== Exercise details ==
Here is the listing. Report each line in it that contains the string "Scale".

== Data extracts ==

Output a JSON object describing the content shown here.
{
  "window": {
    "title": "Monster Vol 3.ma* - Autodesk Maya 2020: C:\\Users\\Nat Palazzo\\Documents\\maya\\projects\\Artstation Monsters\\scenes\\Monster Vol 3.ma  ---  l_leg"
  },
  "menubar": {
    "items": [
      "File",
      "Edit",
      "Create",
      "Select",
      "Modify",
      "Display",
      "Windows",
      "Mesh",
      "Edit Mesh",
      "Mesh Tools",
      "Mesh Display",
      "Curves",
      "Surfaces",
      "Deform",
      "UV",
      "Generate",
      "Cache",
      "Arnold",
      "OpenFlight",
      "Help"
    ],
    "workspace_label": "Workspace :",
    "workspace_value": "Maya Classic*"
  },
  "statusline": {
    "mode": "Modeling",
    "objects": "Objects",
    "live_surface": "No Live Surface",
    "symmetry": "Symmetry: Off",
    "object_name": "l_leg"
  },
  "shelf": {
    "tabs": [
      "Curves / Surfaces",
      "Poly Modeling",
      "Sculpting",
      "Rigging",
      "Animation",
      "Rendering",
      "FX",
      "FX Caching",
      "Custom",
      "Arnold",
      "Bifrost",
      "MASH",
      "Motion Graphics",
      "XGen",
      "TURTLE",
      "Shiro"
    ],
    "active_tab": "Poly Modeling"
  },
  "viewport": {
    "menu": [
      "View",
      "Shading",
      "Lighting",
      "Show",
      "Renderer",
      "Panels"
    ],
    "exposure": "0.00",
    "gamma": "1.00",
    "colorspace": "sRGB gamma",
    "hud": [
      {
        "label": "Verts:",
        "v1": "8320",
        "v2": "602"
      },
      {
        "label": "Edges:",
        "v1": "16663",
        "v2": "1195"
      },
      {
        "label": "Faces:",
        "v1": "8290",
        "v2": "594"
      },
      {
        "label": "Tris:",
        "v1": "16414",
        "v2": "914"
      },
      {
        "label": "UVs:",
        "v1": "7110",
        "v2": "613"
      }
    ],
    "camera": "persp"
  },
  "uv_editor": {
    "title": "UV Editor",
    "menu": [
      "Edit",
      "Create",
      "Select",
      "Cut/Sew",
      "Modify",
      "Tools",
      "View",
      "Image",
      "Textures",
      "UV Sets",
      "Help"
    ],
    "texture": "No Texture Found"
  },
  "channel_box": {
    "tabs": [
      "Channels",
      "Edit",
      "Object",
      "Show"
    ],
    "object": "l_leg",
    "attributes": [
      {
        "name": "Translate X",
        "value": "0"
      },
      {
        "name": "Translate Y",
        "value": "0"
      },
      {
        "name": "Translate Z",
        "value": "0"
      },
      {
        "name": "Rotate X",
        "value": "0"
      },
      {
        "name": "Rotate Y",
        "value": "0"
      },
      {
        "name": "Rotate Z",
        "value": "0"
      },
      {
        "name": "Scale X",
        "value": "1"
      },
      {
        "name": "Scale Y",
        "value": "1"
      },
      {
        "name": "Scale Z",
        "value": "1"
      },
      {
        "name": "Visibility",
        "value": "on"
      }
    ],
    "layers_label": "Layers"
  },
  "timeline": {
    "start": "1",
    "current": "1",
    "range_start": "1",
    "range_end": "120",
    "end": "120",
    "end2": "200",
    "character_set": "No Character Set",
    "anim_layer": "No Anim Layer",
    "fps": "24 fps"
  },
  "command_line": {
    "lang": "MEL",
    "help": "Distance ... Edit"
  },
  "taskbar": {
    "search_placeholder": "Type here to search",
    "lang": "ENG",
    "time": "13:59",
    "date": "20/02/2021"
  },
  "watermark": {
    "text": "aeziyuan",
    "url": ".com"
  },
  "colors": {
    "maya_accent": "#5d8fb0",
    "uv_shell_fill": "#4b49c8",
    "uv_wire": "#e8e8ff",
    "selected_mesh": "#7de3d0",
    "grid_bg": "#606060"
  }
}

== Result below ==
        "name": "Scale X",
        "name": "Scale Y",
        "name": "Scale Z",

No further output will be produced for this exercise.